▶ **What you have to do**
Work through the material beneath and count the lines that include "title"; the answer is that number alone.

▶ **Material supplied**

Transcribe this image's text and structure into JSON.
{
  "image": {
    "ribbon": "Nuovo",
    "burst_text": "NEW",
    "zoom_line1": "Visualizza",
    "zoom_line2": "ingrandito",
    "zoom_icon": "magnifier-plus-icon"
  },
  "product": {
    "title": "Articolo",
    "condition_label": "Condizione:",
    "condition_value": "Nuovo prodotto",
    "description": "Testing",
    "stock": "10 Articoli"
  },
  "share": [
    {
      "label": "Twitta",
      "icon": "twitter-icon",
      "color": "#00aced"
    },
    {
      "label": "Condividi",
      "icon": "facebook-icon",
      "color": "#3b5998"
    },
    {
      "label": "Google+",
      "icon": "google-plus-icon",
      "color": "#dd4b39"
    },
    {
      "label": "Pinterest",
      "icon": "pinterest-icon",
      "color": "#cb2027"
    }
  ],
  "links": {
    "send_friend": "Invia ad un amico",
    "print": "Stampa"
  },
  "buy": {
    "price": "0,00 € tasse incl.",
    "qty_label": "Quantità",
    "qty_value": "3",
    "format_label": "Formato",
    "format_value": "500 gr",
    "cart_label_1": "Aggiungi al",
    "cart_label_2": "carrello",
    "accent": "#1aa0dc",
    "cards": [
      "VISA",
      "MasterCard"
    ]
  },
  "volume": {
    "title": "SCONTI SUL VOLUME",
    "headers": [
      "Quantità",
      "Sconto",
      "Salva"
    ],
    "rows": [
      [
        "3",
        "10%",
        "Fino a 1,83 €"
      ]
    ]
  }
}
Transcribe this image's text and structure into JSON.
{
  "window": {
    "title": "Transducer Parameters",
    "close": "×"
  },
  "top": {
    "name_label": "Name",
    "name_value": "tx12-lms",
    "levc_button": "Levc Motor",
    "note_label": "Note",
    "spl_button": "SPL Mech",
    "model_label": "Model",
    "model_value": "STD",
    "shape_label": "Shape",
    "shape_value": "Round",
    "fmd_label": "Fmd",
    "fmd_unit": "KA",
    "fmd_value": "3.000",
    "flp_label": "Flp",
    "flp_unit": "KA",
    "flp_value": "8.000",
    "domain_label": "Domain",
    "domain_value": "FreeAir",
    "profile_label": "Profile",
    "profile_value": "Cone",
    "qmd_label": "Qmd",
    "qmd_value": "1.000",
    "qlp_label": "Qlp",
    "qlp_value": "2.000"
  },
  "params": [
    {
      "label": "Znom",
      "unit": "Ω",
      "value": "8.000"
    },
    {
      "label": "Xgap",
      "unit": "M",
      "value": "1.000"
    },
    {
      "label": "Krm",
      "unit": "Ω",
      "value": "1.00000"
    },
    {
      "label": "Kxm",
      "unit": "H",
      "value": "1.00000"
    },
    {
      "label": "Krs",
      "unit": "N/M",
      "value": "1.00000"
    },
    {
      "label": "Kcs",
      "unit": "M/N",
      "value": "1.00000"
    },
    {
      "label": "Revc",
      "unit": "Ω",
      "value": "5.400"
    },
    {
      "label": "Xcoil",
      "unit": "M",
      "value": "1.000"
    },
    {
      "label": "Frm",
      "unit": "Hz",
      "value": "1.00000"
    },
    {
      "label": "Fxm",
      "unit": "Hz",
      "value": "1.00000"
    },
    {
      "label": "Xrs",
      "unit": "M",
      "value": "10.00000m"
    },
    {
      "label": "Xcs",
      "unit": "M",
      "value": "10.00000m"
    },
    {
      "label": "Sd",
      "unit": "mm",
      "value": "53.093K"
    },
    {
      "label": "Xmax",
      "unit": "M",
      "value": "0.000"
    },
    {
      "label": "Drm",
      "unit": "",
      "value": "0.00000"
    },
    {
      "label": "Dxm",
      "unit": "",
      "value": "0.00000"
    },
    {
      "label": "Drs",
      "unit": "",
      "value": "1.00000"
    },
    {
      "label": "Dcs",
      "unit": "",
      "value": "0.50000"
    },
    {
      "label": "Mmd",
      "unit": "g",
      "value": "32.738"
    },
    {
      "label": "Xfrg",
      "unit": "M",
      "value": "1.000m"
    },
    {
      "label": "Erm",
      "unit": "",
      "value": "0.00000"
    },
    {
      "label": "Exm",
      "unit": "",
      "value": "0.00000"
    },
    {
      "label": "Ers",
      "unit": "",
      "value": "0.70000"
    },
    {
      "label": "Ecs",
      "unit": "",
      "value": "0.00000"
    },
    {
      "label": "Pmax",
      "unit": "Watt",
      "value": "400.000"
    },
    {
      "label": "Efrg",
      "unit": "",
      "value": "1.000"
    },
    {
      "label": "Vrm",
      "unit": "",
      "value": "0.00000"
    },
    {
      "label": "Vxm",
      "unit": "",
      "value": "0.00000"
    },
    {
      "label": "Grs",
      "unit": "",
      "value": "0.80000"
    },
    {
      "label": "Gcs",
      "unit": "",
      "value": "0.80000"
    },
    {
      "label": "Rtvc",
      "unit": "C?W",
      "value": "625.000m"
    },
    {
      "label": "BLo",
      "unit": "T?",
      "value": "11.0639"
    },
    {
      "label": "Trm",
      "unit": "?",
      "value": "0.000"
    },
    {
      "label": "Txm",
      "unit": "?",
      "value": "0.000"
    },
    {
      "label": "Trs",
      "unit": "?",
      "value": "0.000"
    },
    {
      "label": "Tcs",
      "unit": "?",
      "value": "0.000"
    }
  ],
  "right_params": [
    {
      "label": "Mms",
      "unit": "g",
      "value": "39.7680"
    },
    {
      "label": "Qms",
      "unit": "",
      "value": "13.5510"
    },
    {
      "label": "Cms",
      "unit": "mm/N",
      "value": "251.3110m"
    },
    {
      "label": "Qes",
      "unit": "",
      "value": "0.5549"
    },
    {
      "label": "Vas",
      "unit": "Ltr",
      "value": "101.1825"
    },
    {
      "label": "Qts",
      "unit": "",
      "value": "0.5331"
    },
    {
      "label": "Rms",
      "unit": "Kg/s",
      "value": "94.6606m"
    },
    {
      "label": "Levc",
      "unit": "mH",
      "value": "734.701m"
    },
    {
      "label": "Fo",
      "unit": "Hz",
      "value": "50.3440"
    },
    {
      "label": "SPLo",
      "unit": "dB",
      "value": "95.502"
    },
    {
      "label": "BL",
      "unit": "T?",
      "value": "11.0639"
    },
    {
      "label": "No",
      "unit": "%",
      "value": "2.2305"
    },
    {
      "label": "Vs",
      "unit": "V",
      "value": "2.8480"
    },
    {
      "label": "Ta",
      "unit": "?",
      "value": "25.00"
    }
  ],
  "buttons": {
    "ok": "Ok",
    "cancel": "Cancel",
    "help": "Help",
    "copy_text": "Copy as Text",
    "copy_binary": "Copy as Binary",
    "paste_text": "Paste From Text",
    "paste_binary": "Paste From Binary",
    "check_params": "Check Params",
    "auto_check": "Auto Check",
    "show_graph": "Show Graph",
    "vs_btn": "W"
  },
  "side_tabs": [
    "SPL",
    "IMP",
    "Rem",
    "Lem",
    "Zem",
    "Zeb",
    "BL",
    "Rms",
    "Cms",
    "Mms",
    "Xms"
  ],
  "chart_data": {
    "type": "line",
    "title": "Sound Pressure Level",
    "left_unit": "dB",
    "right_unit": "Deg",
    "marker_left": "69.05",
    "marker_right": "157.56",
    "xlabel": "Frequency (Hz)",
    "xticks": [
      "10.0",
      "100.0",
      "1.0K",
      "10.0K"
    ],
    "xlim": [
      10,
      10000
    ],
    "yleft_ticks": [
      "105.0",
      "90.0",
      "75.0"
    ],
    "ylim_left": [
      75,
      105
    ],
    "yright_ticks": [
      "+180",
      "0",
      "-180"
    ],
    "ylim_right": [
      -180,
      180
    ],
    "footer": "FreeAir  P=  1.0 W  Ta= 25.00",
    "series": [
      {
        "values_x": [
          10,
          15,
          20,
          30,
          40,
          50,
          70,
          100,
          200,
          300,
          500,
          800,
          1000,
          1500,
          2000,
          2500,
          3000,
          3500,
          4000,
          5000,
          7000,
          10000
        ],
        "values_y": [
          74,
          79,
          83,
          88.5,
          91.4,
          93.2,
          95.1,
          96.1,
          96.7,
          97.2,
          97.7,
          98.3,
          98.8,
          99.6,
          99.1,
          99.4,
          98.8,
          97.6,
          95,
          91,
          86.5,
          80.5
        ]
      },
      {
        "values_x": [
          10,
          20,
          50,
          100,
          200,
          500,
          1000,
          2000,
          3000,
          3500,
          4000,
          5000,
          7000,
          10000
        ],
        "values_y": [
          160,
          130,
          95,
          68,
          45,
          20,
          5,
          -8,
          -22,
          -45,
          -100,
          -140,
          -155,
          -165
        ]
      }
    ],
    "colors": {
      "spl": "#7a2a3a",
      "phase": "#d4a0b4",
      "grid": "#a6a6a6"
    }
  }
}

▶ **Answer to this exercise**
4